For the underserved communities, the hope of a better future remains a pipe dream if they lack of understanding in the effective utilization of any new financial tools and solutions. Financial ignorance can impede the progress made possible by the adoption of new technology and prevent fintech companies from realizing their maximum growth potentials.
The rapid technological development has provided a mean to leapfrog decades of inertia that has prevented significant number of global populations from accessing the financial system. It has also opened tremendous growth opportunities for the people and the economy.
Moving forward, building a supportive ecosystem to allow the fintech industry provides better-targeted services to help increase financial inclusion rate is obviously imperative, It requires active involvement and strong collaboration of all stakeholders as well as the establishment of supporting infrastructure, both tangible and intangible, to serve the unbanked population in Indonesia.

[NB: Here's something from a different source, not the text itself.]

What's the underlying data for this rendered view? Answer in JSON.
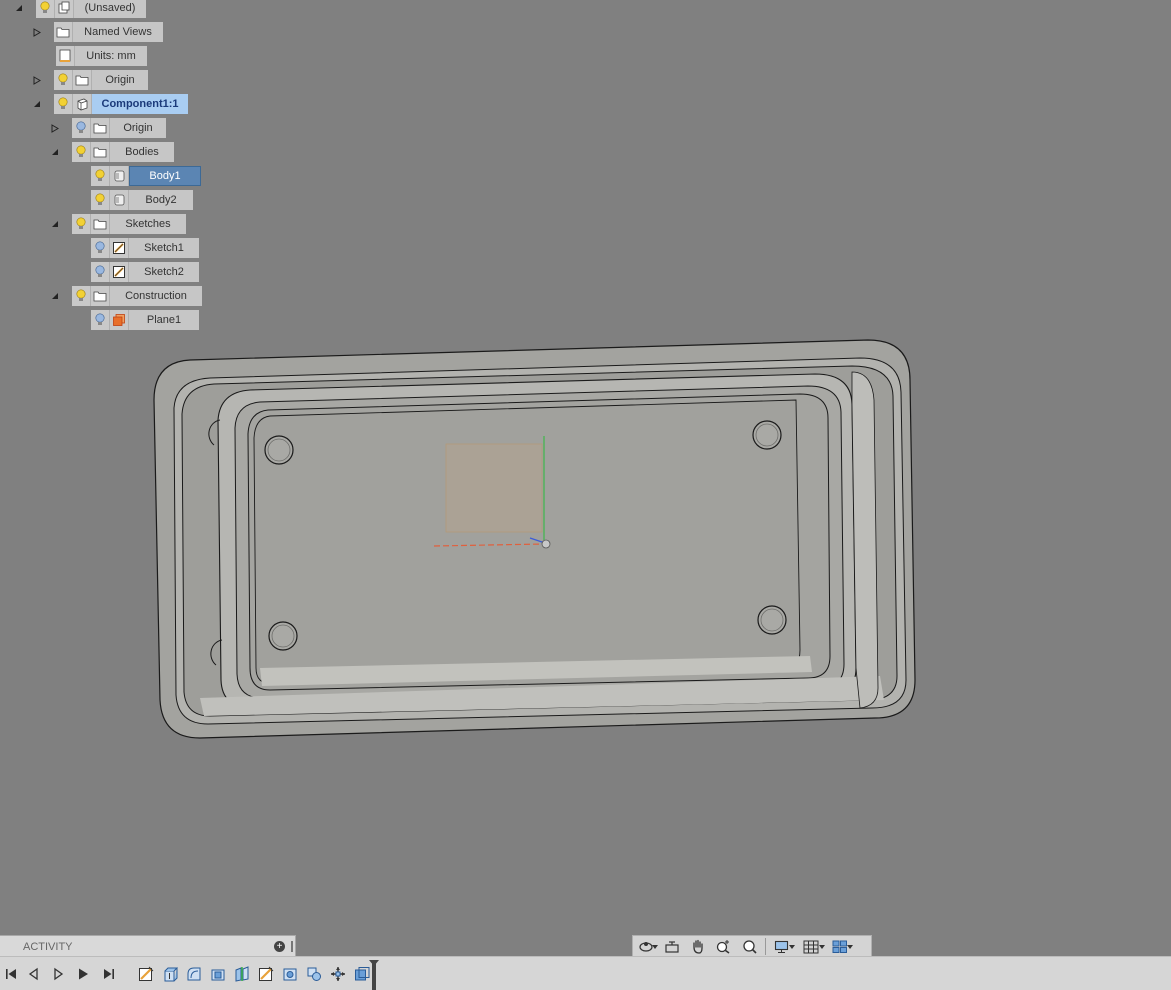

Within the industry, business players have realized a stronger partnership between them will open ways to tap into greater opportunity of growth and improve services. As more companies making foray into this space across emerging markets, it is just as important for all stakeholders to take a responsible approach that also focuses on the development of progressive regulatory frameworks, data and consumer protection, collaborations between the public and private sector, and education to balance the risks and benefits.
A joint action of the public and private sectors is needed to achieve greater financial awareness and educate stakeholders —including customers — to cultivate responsible behavior. A greater cooperation between regulators and industry players is imperative in order to establish a stimulating and secure environment for the industry to play its role as the new economic force.
The writer is president director of FINMAS — the fintech lending platform of Asia-focused Oriente in joint collaboration with Sinar Mas Group.
SOURCE : thejakartapost.com